As well as maintaining and enhancing soil organic carbon on mineral soils, and livestock farm carbon audits, other promising carbon farming area relevant to Ireland include peatland restoration and rewetting, and agroforestry.
Enhancing soil organic carbon in depleted arable land not only helps climate action; it also improves the productivity and resilience of farming activities, of great importance in continuous tillage soils across vast areas of the continent.
The same end result comes from protecting existing carbon-rich soils, such as grasslands and peatlands, with appropriate management techniques.
Planting new forests, restoring degraded forests, and improving the management of existing forests also help climate action. Supplying biomass for production of long-lasting bio-based products is another carbon farming possibility.
The European Commission says pilot initiatives should be developed at local or regional level in order to gather experience to upscale carbon farming, and expand farmers’ knowledge and understanding of the potential benefits for them.
The EU offers financial support for pilot initiatives on carbon farming through the LIFE programme and the European Regional Development Fund, among others.
Then Member States can accelerate the roll-out of carbon farming practices in the new 2023 Common Agricultural Policy, the main finance source for carbon farming initiatives, along with State aid, private initiatives linked to carbon markets, or through a combination of these funding options.
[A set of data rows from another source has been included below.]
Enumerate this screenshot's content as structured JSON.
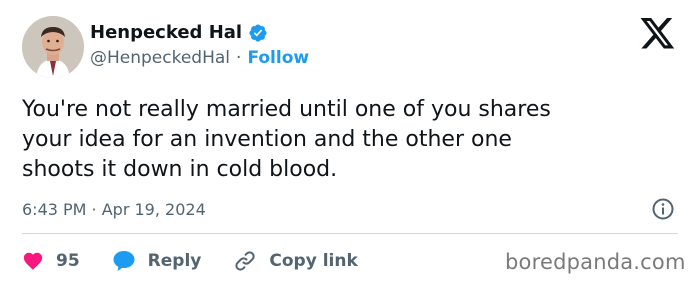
{
  "author": {
    "display_name": "Henpecked Hal",
    "handle": "@HenpeckedHal",
    "separator": "·",
    "follow_label": "Follow",
    "verified": true
  },
  "tweet": {
    "text": "You're not really married until one of you shares\nyour idea for an invention and the other one\nshoots it down in cold blood.",
    "time": "6:43 PM · Apr 19, 2024"
  },
  "actions": {
    "likes_count": "95",
    "reply_label": "Reply",
    "copy_link_label": "Copy link"
  },
  "icons": {
    "platform_logo": "x-logo-icon",
    "verified": "verified-badge-icon",
    "info": "info-icon",
    "like": "heart-icon",
    "reply": "reply-bubble-icon",
    "copy": "link-icon"
  },
  "colors": {
    "accent": "#1d9bf0",
    "like": "#f91880",
    "text": "#0f1419",
    "muted": "#536471"
  },
  "watermark": "boredpanda.com"
}
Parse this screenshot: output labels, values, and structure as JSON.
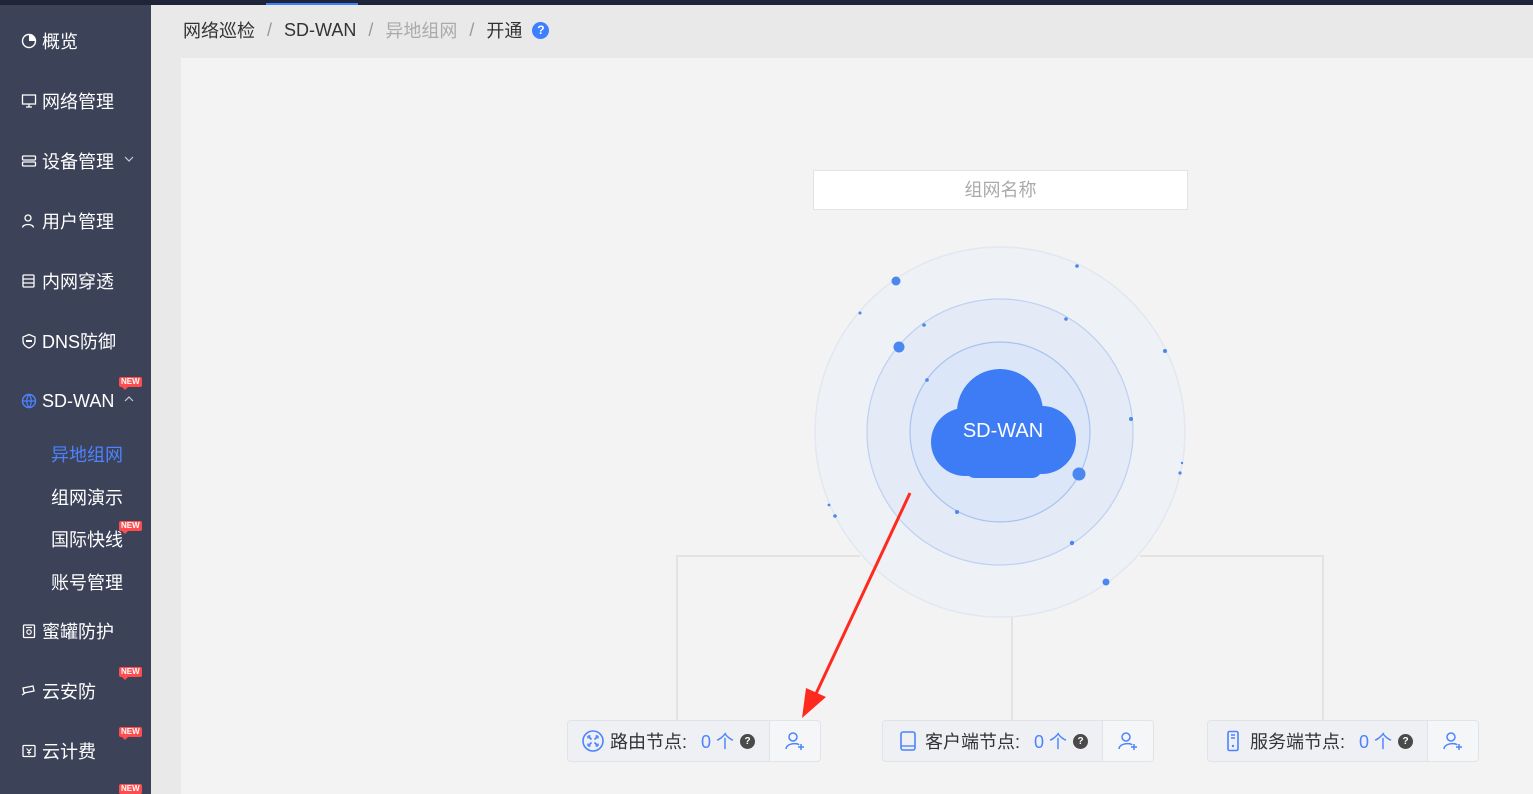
{
  "colors": {
    "accent": "#3d7fff",
    "sidebar_bg": "#3c4257",
    "active_sub": "#4d83ff",
    "badge": "#ff4d4f",
    "arrow": "#ff2a1f"
  },
  "sidebar": {
    "items": [
      {
        "label": "概览",
        "icon": "pie-chart-icon"
      },
      {
        "label": "网络管理",
        "icon": "monitor-icon"
      },
      {
        "label": "设备管理",
        "icon": "server-icon"
      },
      {
        "label": "用户管理",
        "icon": "user-icon"
      },
      {
        "label": "内网穿透",
        "icon": "database-icon"
      },
      {
        "label": "DNS防御",
        "icon": "shield-icon"
      },
      {
        "label": "SD-WAN",
        "icon": "globe-icon",
        "badge": "NEW"
      },
      {
        "label": "蜜罐防护",
        "icon": "lock-box-icon"
      },
      {
        "label": "云安防",
        "icon": "camera-icon",
        "badge": "NEW"
      },
      {
        "label": "云计费",
        "icon": "billing-icon",
        "badge": "NEW"
      }
    ],
    "sdwan_sub": [
      {
        "label": "异地组网",
        "active": true
      },
      {
        "label": "组网演示"
      },
      {
        "label": "国际快线",
        "badge": "NEW"
      },
      {
        "label": "账号管理"
      }
    ],
    "bottom_badge": "NEW"
  },
  "breadcrumb": {
    "items": [
      "网络巡检",
      "SD-WAN",
      "异地组网",
      "开通"
    ],
    "help": "?"
  },
  "form": {
    "name_placeholder": "组网名称"
  },
  "cloud": {
    "label": "SD-WAN"
  },
  "nodes": [
    {
      "label": "路由节点:",
      "count": "0 个",
      "help": "?",
      "icon": "router-icon"
    },
    {
      "label": "客户端节点:",
      "count": "0 个",
      "help": "?",
      "icon": "tablet-icon"
    },
    {
      "label": "服务端节点:",
      "count": "0 个",
      "help": "?",
      "icon": "server-tower-icon"
    }
  ]
}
The land sector is seen as key for reaching a climate-neutral economy, because it can capture carbon from the atmosphere. However, to encourage the agriculture and forestry sectors to deliver on climate action and contribute to the European Green Deal, it is seen as necessary to create direct incentives for adoption of climate-friendly practices, as there is currently no targeted policy tool to significantly incentivise individual farmers to increase and protect carbon sinks.